The FrogBlogger said...

Hope you're going to blog about this Lloyd - was it during that SE Asia trip you've been planning?

I'm curious about the stolen rental car scam - was there no valid insurance?

Frances said...

Width of forehead?! Is that a normal thing to ask for in Thailand?

Lloyd said...

Right now I'm not sure how I feel about whats worth putting into words, part stupidity and part pure corruption by Thai police has left me more than a little jaded which I dont believe is best to portray.

SE Asia holiday abandoned, we're on our way back to the UK for a months sail around the south of England and Wales, might not be as exotic but far less stress!

The Toyota was hired from a car rental firm in Hua Hin and stolen using a key, which is the same MO used to steal the motorbike I had rented from Ao Nang, the so called "insurance" on the car was non existent and the police sided with the Thai's in effect holding the people to ransom.
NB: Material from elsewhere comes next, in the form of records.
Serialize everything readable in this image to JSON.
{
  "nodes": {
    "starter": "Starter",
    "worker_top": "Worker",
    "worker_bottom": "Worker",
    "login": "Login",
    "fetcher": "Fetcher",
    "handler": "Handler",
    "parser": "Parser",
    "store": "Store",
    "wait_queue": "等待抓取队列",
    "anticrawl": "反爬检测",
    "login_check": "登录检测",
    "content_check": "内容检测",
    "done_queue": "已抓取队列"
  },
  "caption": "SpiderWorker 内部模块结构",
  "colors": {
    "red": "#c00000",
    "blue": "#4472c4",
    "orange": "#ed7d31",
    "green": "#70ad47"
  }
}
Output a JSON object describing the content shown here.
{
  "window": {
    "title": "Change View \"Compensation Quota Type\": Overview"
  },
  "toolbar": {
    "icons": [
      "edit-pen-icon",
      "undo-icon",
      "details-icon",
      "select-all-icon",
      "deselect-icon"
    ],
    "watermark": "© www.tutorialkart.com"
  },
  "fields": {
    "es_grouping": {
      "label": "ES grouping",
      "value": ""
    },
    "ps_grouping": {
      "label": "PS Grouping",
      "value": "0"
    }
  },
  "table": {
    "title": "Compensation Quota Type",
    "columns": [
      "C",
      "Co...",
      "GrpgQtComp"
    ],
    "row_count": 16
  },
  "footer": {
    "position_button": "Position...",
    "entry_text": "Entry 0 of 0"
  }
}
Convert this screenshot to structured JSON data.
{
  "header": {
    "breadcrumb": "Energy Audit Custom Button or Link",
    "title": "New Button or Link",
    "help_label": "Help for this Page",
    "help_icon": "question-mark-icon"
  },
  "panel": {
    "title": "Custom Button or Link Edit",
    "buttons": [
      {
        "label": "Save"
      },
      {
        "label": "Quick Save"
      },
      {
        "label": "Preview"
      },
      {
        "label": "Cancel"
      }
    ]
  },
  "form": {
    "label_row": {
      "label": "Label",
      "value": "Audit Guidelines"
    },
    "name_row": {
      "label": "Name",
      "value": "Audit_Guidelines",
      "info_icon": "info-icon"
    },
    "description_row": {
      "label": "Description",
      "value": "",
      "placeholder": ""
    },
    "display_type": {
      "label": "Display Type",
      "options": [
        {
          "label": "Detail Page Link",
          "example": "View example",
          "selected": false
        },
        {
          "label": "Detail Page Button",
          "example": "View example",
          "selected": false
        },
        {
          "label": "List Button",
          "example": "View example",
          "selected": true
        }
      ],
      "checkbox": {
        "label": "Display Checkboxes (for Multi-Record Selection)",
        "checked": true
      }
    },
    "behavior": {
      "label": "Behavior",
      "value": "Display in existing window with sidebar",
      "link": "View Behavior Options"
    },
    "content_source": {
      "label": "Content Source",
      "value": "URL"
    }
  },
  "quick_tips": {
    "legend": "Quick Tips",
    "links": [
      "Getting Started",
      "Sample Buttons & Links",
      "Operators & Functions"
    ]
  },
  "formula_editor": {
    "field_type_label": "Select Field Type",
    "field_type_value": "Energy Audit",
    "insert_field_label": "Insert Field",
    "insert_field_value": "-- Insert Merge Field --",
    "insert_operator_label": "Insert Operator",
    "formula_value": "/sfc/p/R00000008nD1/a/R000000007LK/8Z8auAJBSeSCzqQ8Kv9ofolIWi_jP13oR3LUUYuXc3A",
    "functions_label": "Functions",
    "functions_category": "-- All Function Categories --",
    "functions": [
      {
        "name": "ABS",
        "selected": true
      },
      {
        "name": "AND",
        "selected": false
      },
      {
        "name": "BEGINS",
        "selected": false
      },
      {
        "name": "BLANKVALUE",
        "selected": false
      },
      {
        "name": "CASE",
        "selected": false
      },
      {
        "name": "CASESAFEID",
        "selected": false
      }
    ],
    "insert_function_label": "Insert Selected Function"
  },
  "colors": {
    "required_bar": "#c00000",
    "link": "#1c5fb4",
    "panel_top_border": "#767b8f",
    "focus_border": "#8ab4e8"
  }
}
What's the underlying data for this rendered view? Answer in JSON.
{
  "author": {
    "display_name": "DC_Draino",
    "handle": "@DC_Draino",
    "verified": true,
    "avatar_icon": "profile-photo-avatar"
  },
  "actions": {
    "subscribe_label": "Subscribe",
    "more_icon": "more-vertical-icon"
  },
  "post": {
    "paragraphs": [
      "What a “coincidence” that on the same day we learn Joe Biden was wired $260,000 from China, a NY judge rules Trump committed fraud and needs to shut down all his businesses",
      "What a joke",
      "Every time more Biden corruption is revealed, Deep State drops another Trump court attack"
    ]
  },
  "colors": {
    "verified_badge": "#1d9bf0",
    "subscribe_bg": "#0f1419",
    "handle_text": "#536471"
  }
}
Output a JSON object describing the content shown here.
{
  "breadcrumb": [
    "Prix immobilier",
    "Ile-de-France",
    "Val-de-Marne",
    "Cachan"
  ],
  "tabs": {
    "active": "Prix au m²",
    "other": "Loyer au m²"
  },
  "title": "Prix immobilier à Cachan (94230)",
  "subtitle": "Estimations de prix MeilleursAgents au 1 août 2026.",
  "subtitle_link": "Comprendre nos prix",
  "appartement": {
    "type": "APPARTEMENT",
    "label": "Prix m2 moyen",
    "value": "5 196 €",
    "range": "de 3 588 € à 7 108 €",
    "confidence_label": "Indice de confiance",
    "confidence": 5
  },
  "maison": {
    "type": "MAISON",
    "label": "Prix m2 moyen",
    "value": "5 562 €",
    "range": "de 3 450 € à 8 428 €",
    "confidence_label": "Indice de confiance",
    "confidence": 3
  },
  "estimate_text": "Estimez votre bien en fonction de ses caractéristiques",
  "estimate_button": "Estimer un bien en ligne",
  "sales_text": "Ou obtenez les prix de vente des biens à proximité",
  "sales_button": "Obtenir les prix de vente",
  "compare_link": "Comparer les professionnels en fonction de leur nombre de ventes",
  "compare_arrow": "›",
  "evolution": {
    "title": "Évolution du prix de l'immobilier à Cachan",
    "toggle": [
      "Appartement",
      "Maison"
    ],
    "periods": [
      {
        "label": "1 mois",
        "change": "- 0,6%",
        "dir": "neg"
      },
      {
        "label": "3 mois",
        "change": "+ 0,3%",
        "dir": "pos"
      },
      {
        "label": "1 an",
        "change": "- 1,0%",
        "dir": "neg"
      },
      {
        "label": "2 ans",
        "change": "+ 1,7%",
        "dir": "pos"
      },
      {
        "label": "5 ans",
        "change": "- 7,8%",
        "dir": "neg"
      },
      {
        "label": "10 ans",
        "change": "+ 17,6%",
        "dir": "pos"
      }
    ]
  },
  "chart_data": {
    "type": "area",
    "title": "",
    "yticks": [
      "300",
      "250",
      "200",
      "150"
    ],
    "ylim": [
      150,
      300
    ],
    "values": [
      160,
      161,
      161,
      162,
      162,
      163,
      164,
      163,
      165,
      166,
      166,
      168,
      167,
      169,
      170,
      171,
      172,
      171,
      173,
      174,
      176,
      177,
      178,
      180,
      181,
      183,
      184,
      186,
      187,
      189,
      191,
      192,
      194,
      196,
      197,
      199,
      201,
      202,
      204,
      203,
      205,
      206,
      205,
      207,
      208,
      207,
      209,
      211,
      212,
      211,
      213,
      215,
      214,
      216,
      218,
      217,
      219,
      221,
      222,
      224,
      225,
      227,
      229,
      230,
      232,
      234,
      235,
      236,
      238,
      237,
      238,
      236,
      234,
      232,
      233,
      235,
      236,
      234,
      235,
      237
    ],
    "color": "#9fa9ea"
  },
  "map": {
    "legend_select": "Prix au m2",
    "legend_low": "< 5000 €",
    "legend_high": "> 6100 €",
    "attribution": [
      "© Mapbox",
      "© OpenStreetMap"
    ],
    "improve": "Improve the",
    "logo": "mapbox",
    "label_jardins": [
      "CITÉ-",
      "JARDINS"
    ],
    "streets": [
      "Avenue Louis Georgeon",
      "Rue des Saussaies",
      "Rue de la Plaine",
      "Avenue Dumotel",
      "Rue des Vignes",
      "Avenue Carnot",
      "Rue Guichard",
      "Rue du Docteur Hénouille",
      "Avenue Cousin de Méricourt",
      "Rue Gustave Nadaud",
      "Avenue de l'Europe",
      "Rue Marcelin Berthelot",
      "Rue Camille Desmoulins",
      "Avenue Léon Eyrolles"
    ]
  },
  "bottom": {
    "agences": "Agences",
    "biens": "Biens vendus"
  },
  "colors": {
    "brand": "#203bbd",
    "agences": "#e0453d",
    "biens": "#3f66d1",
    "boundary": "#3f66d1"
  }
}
I had heard of more than the odd occurence of the same scam but now it seems to be more than an isolated practice.

The FrogBlogger said...

Yes Francis I'd never heard of that one before either. As they say hear, amazing Thailand. And tone of voice is odd and well. Just so long as they don't get too personal in the measurements they require!

Hope the back is recovering well...

The FrogBlogger said...

Lloyd, that's sounds grim. Hope you change your mind about a blog - at the very least it will help people to avoid falling into the same trap. I've often wondered about some of the side soi car rentals, but preferred to stick with the more bona fide companies. Not sure what I'd have done in the circumstances, on learning that the car I'd hired was uninsured, especially if I'd ticked the right boxes. Think I would have made a stand, but that's easy to say when it's not happening to you.

300,000 baht that's not peanuts, and you certainly don't sound or read like anyone's mug :-/

Hope it doesn't disillusion you too much, especially after your generosity in other areas.

Catherine said...

Lloyd,

Darn! I was hoping to follow your adventures out here. So sorry to hear about your awful experience, and ditto what Pete said. Thailand does have its extremes.

Pete,

'take 100 shots, and a couple are bound to be ok more by luck than by judgement'

You went to the same photographcy class as I did :-D

I'm told that in photography it even has a name: 'the decisive moment'.

Which is why I believe in bracketing, to get better chances at 'catching' that decisive moment.

Catherine said...

BTW - BK Mag just put out a request on FB.

'Our story are we Safe is coming up and we want to talk to you our readers about your experiences. Have you ever been a victim of serious crime in Bangkok and would you be prepared to talk about it? Have you ever commited a crime, if so when and why? Complete anonymity we promise ...'

Martyn said...

Pete I'd like to pick up on the camera/photography theme and say what great fun my cheap Vivitar 8010 has given me not in Thailand but here in the UK. I bought the cheap blurry bastard from Argos in Swindon and everytime I pass their shop I like pressing my nose flat against the front window and mouthing obscenities at the Argos staff. I never realized a camera could be such fun. Just carrying on the theme that's all.

The FrogBlogger said...

Catherine, well spotted, perhaps Dan could stick up a note on his wall, inviting his regular guest to tell his story...

Martyn, hope you sort that problem out soon, would love to see more photography from your part of Isaan..

john said...

i posted some useful tips for personnel security here is a snippet the rest is from my link
from above name
the police have yet to catch the person falangs are i guess presumed to be big money targets in Thailand i would surget that wherever you stay you put some security measures in place and if your home is burgled you do not attempt to confront them yourself here are a few suggestions of my own feel free to comment and add your own

The FrogBlogger said...

Hi John, thanks for the comment. Phew some heavy duty recommendations over on your blog, but hey, better safe than sorry! And quite right, wherever you are in the world if you can avoid confrontation that's the sensible course. Aside from the fact that if you use excessive force it's you that could end up in prison.